However, the role of friendship in adolescence is especially important. As we all know, these are years full of transitions and changes. Everything changes – physically, cognitively and emotionally.
We stop being children, but we aren’t adults yet. There are more responsibilities, and a strong desire arises to discover our own identity. In this process, it’s common for teens to try to disconnect from their parents and start to spend more time with their friends.
At this stage of life, teens might even be spending more time with friends than family. Outings with friends become more frequent and last longer. In fact, these friends become confidants, part of their identity, and indispensable.
Influence of teenage friendships
The structure of friend groups in adolescence is changing. During preadolescence, it’s more common for teens to have same-sex friend groups. These types of groups make teens feel protected and confident.
As they get older, teen friend groups get bigger, and they’re made up of both sexes. Usually, this is around the time when teens start dating.
What does friendship in adolescence give teenagers?
- Friends serve as references to create their identity and define their own values. When they question adult norms and come up with new ideas, they turn to their friends for advice and guidance. Unlike parents, they find people who are likely to understand them and not judge them.
- They’re a source of understanding, openness and mutual support. Since they go through the same things, friend groups help each other through the physical, psychological and social changes that happen in adolescence.
- They’re the first close, intimate and intense relationships that teens experience. Friendship in adolescence gets them ready for social interactions in adulthood.
- Of course, friends offer fun, excitement and recreation. In addition, they offer a feeling of belonging and shared experiences.
- Friendship in adolescence is also a source of influence for teens. Whether positive or negative, there’s definitely a sense of peer pressure.

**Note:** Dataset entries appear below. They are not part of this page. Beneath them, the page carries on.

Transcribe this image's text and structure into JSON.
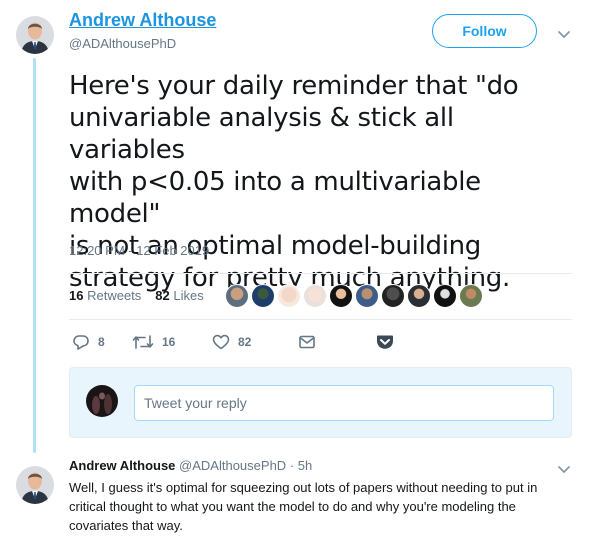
{
  "tweet": {
    "author_name": "Andrew Althouse",
    "author_handle": "@ADAlthousePhD",
    "follow_label": "Follow",
    "text_lines": [
      "Here's your daily reminder that \"do",
      "univariable analysis & stick all variables",
      "with p<0.05 into a multivariable model\"",
      "is not an optimal model-building",
      "strategy for pretty much anything."
    ],
    "timestamp": "12:20 PM - 12 Feb 2019",
    "retweets_count": "16",
    "retweets_label": "Retweets",
    "likes_count": "82",
    "likes_label": "Likes",
    "liker_count": 10,
    "actions": {
      "reply_count": "8",
      "retweet_count": "16",
      "like_count": "82"
    },
    "icons": {
      "reply": "reply-icon",
      "retweet": "retweet-icon",
      "like": "heart-icon",
      "message": "envelope-icon",
      "save": "pocket-icon",
      "more": "chevron-down-icon"
    }
  },
  "reply_composer": {
    "placeholder": "Tweet your reply"
  },
  "reply": {
    "author_name": "Andrew Althouse",
    "author_handle": "@ADAlthousePhD",
    "separator": "·",
    "time": "5h",
    "text": "Well, I guess it's optimal for squeezing out lots of papers without needing to put in critical thought to what you want the model to do and why you're modeling the covariates that way."
  },
  "colors": {
    "accent": "#1da1f2",
    "link": "#1b95e0",
    "thread_line": "#b3def6",
    "muted": "#657786",
    "composer_bg": "#e8f5fd",
    "pocket": "#3c4a57"
  }
}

What can we do as parents?
Adolescence is a stage where friends become more important to teens than their parents. Although lots of parents feel sad about this, it’s important to remember that this is something natural and healthy.
Likewise, it’s true that parents continue being important in their children’s lives. Often, parents will need to act as guides.
- From childhood, help your children develop a healthy self-image and self-confidence. This will help them stand firm in their own values in the face of peer pressure. Then, they won’t feel like they need to be accepted by others, no matter the cost.
- Meet your child’s friends. However, it’s important to not criticize them, because teens can take this personally. It’s more positive to try and meet them. In fact, you can even invite them over.
- Love and accept your teen. Be a safe haven for them, promoting sincere communication without judgements. Also, give them unconditional support and love.
- Monitor the use of social networks and the negative influence of friends. If you see dangerous peer pressure, like using drugs or harassment, don’t hesitate to seek professional help, if necessary.
All cited sources were thoroughly reviewed by our team to ensure their quality, reliability, currency, and validity. The bibliography of this article was considered reliable and of academic or scientific accuracy.
- Espada Sánchez, J. P., Pereira, J. R., & García-Fernández, J. M. (s.f.). Influencia de los modelos sociales en el consumo de alcohol de los adolescentes. Recuperado de: https://www.unioviedo.net/reunido/index.php/PST/article/view/8693
- Moreira, V., Sánchez, A., & Mirón, L. (2010, noviembre). El grupo de amigos en la adolescencia. Relación entre afecto, conflicto y conducta desviada. Recuperado de: https://www.uv.es/seoane/boletin/previos/N100-1.pdf